# ABOUT THIS EXERCISE
Counting task for the entries below: give the number of lines that contain the word "results", with no other text.

# RECORDS FOR THIS TASK
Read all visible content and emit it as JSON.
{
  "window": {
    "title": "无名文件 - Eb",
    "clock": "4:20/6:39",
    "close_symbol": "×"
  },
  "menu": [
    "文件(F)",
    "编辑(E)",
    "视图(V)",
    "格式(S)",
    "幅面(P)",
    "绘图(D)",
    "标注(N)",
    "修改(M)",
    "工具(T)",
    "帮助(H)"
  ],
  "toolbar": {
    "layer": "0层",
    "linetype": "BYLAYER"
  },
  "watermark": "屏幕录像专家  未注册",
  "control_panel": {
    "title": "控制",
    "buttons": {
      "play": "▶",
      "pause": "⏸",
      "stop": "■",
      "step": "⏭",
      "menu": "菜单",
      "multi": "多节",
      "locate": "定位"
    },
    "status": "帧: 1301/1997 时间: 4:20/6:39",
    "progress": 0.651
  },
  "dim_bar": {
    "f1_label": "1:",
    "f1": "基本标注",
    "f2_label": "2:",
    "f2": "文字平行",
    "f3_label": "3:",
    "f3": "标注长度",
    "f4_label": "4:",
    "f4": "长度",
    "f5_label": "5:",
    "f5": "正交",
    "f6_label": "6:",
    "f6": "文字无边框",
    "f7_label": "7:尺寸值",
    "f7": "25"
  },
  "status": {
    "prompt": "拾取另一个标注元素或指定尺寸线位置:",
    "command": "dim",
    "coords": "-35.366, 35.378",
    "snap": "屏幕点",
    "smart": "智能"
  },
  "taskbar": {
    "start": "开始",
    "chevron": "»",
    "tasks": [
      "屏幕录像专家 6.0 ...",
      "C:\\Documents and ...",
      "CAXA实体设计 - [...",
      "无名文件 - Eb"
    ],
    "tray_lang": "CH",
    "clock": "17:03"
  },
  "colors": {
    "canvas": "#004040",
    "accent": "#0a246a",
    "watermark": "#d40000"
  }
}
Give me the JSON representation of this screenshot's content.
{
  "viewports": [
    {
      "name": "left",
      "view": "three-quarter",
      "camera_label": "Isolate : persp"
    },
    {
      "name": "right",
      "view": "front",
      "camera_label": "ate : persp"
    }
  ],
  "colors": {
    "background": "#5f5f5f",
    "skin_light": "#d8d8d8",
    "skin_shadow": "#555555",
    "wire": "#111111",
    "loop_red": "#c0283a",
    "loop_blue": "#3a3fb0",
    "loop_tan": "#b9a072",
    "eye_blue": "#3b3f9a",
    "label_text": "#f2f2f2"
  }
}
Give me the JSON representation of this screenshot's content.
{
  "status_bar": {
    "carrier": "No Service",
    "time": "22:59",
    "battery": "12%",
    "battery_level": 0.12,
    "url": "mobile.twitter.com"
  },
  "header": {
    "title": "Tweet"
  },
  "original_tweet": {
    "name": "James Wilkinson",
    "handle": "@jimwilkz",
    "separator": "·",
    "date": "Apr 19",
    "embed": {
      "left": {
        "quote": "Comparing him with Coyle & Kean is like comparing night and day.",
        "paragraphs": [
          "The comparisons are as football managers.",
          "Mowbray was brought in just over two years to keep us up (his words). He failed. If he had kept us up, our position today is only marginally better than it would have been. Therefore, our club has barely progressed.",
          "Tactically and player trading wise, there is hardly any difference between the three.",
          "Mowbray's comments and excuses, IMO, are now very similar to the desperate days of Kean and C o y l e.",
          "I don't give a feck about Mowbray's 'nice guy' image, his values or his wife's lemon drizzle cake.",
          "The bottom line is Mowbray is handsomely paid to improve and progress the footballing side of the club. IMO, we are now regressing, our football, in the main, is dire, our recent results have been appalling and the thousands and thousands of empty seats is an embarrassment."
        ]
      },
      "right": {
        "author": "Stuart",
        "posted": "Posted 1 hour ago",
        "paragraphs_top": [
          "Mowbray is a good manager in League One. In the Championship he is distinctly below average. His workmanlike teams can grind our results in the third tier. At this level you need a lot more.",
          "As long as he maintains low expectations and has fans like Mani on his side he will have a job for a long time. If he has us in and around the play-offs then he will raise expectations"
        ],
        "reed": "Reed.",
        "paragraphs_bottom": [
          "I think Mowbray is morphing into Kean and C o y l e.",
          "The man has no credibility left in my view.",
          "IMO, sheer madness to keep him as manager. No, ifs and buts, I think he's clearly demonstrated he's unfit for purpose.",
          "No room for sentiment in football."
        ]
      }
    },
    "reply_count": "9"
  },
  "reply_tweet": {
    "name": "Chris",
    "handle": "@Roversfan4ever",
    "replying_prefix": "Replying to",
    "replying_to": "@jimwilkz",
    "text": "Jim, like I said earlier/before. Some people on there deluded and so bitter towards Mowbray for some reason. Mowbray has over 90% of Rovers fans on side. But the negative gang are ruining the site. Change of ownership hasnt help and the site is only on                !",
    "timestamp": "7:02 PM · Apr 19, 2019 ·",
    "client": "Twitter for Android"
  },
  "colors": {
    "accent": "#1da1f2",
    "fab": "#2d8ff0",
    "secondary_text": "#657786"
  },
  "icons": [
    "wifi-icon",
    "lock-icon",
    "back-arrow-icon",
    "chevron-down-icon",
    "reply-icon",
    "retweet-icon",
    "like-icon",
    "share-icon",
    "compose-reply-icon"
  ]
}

# YOUR RESPONSE
2